January 2, 2011
Ladies and gentlemen…start your dahlias!
Who knew? This is a great time of year to be thinking dahlias. I would have missed this completely if not not for caller Samuel, who alerted me to an article in the Jan/Feb issue of Chicagoland Gardening Magazine (hey, I can’t catch everything). The story, written by my friend Michelle Byrne Walsh, features quotes from two people I interviewed a few years ago at Gargantua Radio down the dial…and they are both in studio today.
In fact, Dan Kaplan, who is vice president of the Central States Dahlia Society, called me at the end of last week’s show, when Samuel asked about rooting wedge strips that are mentioned in the artlcle. So I invited him and fellow CSDS member Frank Campise to come down to the studio to explain what the wedge strips are and how to use them.
Campise uses this method to propagate 700 dahlia cuttings each year–and then gives away 600 of those. Some of you might have dug up dahlia tubers in the fall, over-wintered them in your basement or garage, and then replanted them at the end of May. But Dan and Frank say that the cuttings method can help you get blooms much earlier than you will from simply replanting tubers. And if you’re trying to grow those showy, dinner-plate dahlias in your backyard, it might not hurt to have a head start.
What really happens to red wiggler worms in winter?
Dan Kaplan wasn’t the only person who contacted me about a question from last week’s show. One of my callers asked about what happens to red wiggler worms in a compost pile in the dead of winter (perhaps “dead” is the operative word). Heather and I also Tweeted the question just in case somebody out there in Twitterland had a good answer for us.
Lo and behold, I received a message from Cathy Nesbitt, the owner/operator of Cathy’s Crawly Composters, who said she saw our post on Twitter. Her Twitter handle, by the way, is @Squirm. Nice touch. Since her company is based in Bradford, Ontario, just outside of Toronto (so forgive her for the way she spells the word labour), I figured she should know something about what happens to red wigglers in winter. Here’s what she wrote:
Red wigglers are not soil dwellers. They reside in organic matter (eg. compost/manure pile). In an outdoor setting, red wigglers will hibernate during winter. As long as the thaw is gradual enough, the worms will survive. If it is a harsh winter, the worms may not survive, but the eggs will over-winter.
There’s lots of great information on Cathy’s website about how to set up a vermicomposting system, including various kits that she offers, and all kinds of tips on how to get the most out of your worms.
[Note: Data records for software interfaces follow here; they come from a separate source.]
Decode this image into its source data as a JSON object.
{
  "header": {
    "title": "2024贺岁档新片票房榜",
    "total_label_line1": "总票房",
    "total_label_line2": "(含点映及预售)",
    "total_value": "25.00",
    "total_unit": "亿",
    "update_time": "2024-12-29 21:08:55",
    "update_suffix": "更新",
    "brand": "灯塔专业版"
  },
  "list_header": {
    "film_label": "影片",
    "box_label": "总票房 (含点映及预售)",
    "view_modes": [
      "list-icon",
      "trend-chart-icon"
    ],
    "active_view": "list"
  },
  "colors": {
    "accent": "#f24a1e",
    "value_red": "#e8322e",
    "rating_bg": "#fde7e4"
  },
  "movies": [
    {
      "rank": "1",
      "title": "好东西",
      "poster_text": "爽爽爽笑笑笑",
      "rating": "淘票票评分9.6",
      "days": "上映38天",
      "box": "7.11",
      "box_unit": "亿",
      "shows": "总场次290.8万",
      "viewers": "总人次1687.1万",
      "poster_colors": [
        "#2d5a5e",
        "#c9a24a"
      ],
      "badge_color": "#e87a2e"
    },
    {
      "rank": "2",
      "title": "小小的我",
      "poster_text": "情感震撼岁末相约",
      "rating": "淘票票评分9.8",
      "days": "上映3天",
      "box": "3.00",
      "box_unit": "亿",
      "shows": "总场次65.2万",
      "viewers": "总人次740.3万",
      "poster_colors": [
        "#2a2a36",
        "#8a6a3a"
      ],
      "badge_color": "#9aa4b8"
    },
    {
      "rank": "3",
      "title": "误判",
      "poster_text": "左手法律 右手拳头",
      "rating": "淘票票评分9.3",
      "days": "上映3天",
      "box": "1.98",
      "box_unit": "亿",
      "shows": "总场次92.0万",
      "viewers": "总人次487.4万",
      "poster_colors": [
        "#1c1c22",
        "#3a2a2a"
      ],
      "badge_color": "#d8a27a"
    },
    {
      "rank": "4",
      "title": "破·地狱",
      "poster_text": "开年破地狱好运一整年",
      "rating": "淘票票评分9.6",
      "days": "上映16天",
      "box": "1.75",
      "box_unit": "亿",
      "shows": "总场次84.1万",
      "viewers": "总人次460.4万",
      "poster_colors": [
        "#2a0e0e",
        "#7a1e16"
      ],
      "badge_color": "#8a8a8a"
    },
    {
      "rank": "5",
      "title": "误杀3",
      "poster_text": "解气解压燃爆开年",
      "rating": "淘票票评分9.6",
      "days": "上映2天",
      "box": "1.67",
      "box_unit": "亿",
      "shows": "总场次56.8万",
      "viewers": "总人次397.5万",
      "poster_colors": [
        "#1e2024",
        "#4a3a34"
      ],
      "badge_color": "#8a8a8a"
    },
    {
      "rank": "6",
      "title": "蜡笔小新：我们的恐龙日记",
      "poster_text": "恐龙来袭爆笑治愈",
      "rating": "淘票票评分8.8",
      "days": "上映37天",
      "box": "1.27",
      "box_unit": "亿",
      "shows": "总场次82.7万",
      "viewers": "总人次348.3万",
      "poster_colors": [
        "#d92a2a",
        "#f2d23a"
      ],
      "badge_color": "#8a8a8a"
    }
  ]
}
If you’re interested in keeping up to date with Cathy’s information, you can sign up for her newsletter.